A Facebook page Pascoe set up in the terrifying days following Jack the cat’s disappearance at the airport less than an hour before takeoff has received just under 20,000 likes, and the feline’s social media following took off where American Airlines seemingly dropped the ball. Of yarn. Har!

At the time, the airline said:

“Our JFK employees are using a variety of methods to try to find Jack, including setting cans of cat food by his kennel. Additionally, we are working with the Mayor’s Alliance for New York City to assist in providing humane animal traps … We offer our sincere regrets for this incident and are doing everything possible to locate him.”

So the good news is that Jack the cat was found alive, and will eventually be allowed to return to Pascoe. The bad news is that the beloved pet is, per AA, far too ill to travel as he has developed fatty liver disease from malnutrition and worse, he may only have a 50/50 chance of survival. The airline said:

“American Airlines is happy to announce that Jack the Cat has been found at JFK airport. American’s team of airport employees have been focused on the search effort since Jack escaped on August 25, 2011. Jack was found in the customs room and was immediately taken by team members to a local veterinarian.

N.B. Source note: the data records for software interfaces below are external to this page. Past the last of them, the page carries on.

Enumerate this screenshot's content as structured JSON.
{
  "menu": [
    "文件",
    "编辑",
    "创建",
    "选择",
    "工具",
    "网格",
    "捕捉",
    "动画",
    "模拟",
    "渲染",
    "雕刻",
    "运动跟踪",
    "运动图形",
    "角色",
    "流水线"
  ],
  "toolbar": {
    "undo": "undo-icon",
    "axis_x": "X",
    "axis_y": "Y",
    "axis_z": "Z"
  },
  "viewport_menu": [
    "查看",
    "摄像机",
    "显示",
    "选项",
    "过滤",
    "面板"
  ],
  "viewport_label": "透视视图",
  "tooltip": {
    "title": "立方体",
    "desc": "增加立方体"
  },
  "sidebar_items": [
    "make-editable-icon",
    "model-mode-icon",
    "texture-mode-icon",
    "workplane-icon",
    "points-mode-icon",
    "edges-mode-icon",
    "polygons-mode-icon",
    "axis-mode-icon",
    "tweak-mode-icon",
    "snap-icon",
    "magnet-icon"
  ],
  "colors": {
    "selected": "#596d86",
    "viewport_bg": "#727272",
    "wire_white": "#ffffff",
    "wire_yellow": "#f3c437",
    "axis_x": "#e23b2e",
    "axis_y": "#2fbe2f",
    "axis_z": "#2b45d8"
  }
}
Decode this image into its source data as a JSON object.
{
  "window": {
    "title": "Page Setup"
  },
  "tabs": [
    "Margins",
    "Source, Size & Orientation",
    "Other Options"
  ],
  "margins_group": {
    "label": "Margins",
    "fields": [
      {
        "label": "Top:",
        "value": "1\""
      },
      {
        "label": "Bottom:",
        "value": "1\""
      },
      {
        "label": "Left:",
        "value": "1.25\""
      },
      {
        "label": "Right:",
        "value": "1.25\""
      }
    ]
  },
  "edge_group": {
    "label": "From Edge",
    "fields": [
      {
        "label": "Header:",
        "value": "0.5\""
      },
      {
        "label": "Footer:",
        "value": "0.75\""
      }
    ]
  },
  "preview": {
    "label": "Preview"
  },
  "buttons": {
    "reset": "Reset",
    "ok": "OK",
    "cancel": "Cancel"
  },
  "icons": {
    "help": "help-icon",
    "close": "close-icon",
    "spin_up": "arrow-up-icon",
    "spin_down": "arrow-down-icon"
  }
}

As Jack has been on his own for two months, we have now learned that he will need to remain in the care of a veterinarian for an additional period. Ms. Pascoe has been advised of these developments, and Jack will not be able to travel at this time due to the care and treatment he is receiving.”